    If National Park status is a slam dunk in bolstering every little local economy in the immediate geography surrounding whatever tract of land you prefer to consider, then why don't we take ALL public lands, be they BLM, National Forests, state parks, recreation areas, preserves, monuments, whatever, and redesignate the entirety as new NPS units? Wouldn't the overall economic climate across the nation benefit? If all it takes to jump-start the rural economy is a new plaque over the entrance and a broad brim at the door that seems pretty much a no-brainer, even for the dopes at the DOI. And if the above study is to be taken at face value, then A=B and everybody reaps an immediate economic benefit. Couldn't the current economy be instantaneously rescued from the doldrums with the simple wave of the DOI wand? What's wrong with this picture?

  • National Park Service Prepares to Host Millions of Visitors for the Presidential Inauguration and Parade   5 years 40 weeks ago

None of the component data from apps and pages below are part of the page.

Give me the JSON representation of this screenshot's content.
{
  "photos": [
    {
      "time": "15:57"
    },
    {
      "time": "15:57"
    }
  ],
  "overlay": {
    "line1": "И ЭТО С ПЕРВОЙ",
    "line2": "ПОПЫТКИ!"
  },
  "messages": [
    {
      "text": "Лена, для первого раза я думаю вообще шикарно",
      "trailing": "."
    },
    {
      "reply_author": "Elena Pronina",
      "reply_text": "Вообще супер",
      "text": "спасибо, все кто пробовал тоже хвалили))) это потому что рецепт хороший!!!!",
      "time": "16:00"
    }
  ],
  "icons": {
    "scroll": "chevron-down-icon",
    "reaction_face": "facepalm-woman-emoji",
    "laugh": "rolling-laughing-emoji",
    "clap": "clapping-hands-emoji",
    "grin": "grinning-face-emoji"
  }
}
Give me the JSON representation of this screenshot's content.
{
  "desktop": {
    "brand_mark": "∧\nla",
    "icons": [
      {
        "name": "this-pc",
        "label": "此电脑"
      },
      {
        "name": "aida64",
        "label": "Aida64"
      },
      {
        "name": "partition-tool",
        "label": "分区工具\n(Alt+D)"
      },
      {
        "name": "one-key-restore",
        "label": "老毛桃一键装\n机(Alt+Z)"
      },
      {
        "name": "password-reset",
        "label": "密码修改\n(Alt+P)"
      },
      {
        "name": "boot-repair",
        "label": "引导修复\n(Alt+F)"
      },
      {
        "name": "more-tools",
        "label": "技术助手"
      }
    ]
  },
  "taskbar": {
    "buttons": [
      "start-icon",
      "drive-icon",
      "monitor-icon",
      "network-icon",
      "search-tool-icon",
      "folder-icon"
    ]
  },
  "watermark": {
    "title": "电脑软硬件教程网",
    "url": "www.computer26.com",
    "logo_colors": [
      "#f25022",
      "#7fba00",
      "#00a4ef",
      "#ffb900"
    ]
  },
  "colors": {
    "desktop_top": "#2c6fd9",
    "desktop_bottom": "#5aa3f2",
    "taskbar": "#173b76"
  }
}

    OK, all you right-wing trolls, go back to your Fox/Rush/Hannity fantasy lands. When did the "left-wing" give Bush a chance?? How about after 9/11 when he squandered our international good will? Do you remember the massive international support for us after 9/11? How fast did Bush destroy that? Remember the economy during the Clinton years? How's it goin' for you now that Bush has deregulated us into a depression? Like your park lands? Or would you prefer them drilled, sold, and butchered as Bush has tried to do to them? Remember the Constitution? Oh, no, I forgot, you don't know about that. By the way, I'm an attorney, a teacher, and a former civil engineer and I will be at the inauguration along with my son (who attends an Ivy League school -sorry, I know intelligent people make you uncomfortable) and my wife (who is a.... wait for it... community organizer!!). At last, we'll have a President who makes us proud and who is intelligent. What a breath of fresh air being able to go to sleep each night knowing that the President can actually THINK!